CARDIOPUMP: If circumstances prevent us from using the LUCAS, an Ambu CardioPump is a handheld backup device. The CardioPump is widely used in Europe but has not received FDA certification in the United States, even though its suction cup greatly increases the effectiveness of traditional CPR by enabling the user to pull up as well as push down. Fortunately, regulations permit Alcor to apply the imported CardioPump to patients after legal death has been pronounced.
PULSE OXIMETER: A pulse oximeter of this type fits over the patient's finger and indicates pulse rate and oxygen saturation of the blood. While Alcor cannot and does not intervene medically with living patients, in situations such as a home hospice we may offer patients the option of using a pulse oximeter themselves, since it does not pierce or break the skin and requires virtually no training. A steady decline in oxygen saturation often provides advance warning of cardiac arrest. After cardiac arrest, a pulse oximeter measures the effectiveness of cardiopulmonary support by continuing to measure blood oxygen levels.
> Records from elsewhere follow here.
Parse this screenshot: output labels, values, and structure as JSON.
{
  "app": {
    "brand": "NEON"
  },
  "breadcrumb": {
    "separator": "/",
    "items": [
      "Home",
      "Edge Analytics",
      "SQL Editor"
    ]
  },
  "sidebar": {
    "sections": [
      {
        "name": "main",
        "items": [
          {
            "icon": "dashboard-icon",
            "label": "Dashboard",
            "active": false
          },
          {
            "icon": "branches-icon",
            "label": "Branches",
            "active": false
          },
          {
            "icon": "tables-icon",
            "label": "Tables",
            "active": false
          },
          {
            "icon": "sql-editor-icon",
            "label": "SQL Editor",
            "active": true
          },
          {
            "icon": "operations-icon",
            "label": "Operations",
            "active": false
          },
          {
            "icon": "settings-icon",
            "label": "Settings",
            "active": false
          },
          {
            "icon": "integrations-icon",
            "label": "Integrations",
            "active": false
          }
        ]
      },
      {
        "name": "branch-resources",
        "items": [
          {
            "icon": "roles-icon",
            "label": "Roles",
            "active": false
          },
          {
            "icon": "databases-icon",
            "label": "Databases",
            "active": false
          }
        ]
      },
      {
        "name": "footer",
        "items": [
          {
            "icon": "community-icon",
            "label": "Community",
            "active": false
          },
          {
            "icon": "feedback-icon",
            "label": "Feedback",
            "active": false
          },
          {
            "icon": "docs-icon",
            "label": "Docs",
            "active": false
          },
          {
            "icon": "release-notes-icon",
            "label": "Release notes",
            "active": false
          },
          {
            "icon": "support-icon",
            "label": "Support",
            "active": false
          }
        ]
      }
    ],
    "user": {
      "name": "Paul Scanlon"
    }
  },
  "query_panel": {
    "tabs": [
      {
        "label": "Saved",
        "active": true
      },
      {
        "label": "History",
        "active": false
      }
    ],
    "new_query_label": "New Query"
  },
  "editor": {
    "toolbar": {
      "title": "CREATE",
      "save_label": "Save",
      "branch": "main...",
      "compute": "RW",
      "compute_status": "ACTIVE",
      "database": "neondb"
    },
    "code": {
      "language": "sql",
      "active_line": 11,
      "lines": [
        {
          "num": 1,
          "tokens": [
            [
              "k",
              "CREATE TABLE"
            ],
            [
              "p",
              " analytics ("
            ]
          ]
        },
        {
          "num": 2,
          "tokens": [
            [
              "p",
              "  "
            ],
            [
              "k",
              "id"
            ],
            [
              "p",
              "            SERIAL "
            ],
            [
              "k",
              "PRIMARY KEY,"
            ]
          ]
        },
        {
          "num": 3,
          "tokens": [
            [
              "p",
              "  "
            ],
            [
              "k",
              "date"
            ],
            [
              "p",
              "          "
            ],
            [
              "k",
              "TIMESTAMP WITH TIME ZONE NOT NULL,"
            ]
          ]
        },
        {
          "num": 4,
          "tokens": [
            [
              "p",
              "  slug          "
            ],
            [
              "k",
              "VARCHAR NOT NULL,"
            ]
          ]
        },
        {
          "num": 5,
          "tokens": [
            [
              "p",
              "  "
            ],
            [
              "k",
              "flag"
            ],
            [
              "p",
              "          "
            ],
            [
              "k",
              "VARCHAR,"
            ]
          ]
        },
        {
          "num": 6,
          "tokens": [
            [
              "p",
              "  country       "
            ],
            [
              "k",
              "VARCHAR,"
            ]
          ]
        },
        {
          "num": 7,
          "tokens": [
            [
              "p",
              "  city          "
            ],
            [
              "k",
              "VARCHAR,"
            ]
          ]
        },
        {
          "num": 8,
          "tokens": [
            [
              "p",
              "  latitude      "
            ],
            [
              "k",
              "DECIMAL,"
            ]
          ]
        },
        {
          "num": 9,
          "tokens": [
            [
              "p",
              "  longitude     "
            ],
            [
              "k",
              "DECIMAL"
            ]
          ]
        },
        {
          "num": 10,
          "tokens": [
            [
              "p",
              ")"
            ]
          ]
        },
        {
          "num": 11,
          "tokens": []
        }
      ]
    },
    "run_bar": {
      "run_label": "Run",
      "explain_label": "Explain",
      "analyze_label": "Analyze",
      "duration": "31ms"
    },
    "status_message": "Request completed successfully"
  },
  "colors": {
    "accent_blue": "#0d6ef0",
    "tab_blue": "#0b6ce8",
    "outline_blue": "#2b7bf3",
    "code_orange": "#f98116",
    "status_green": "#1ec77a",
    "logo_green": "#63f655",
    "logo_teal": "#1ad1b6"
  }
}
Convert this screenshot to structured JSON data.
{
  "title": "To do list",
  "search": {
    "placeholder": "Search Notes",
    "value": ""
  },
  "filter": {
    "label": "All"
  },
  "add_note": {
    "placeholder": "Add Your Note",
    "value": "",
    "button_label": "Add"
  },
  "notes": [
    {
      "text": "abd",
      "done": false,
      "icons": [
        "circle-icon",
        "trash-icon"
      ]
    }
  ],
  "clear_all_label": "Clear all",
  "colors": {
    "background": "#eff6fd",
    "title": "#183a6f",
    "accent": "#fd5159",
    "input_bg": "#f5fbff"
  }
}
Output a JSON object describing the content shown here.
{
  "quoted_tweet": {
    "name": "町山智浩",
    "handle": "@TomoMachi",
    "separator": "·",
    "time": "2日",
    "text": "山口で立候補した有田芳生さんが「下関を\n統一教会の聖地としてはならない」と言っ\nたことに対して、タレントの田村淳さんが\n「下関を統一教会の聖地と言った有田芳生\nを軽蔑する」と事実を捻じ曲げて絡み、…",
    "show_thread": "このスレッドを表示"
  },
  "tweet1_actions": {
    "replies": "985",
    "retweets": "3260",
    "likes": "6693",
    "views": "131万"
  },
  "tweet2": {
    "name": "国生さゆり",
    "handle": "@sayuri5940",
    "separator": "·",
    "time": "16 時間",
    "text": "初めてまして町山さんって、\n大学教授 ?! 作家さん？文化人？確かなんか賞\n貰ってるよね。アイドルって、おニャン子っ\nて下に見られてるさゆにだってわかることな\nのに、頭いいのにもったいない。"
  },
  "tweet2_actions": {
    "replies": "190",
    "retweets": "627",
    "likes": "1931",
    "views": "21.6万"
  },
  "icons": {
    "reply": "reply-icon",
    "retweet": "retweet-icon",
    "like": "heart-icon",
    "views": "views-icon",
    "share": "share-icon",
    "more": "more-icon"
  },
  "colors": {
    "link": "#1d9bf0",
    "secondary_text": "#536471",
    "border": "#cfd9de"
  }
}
During good mechanical CPR, a pulse oximeter will actually acquire a pulse (concurrent with mechanical strokes) even though the heart remains stopped.

AIR-TRANSPORTABLE PERFUSION KIT (ATP): The Air-Transportable Perfusion kit (ATP) contains a pump and heat exchanger which can be deployed in the field to wash out the patient's circulatory system, substituting blood with a transport solution which cools the patient internally and provides metabolic support during transport to Alcor's facility. The transport solution, developed in the 1980s, was tested and proven in groundbreaking research involving the resuscitation of animals after more than four hours of bloodless hypothermia. Alcor helped to sponsor this research effort, which was led by Jerry Leaf and Michael Darwin of Cryovita Laboratories. The ATP case opens to reveal the pump (cylindrical object at right) and its electronic speed controller (gray box at left). In the lid of the case is a blue sterile pack containing tubing, heat exchanger, filter, and other components.
ATP: When the sterile pack is opened, it reveals a metal baseplate on which the components are mounted. A second sterile pack (blue paper package at right) contains the manifold-the tubing which is connected to the patient after a femoral cutdown and cannulation. The baseplate fits back into the lid of the ATP case. The controller is deployed wherever convenient. A separate plastic reservoir (not shown here) is used to contain ice and a submersible pump. This pump circulates icewater through the heat exchanger, which extracts heat from the perfusate before it passes through the patient.
ATP: The transport solution is air-shipped in a smaller, separate case (shown at left of photo) which contains a 20-liter plastic bladder. Using sterile technique, this is attached to the ATP immediately prior to use.
TUBING: When the manifold is unwrapped it reveals color-coded tubing to which manometers (pressure gauges) and temperature sensors can be connected. A battery-powered, handheld "DuaLogR" records temperatures automatically at preprogrammed intervals, and travels with the patient to Alcor's operating room.
TRANSPORT CASES: The complete remote standby and transport kit is packed into six large, rugged cases which can be checked as baggage on regular scheduled airlines.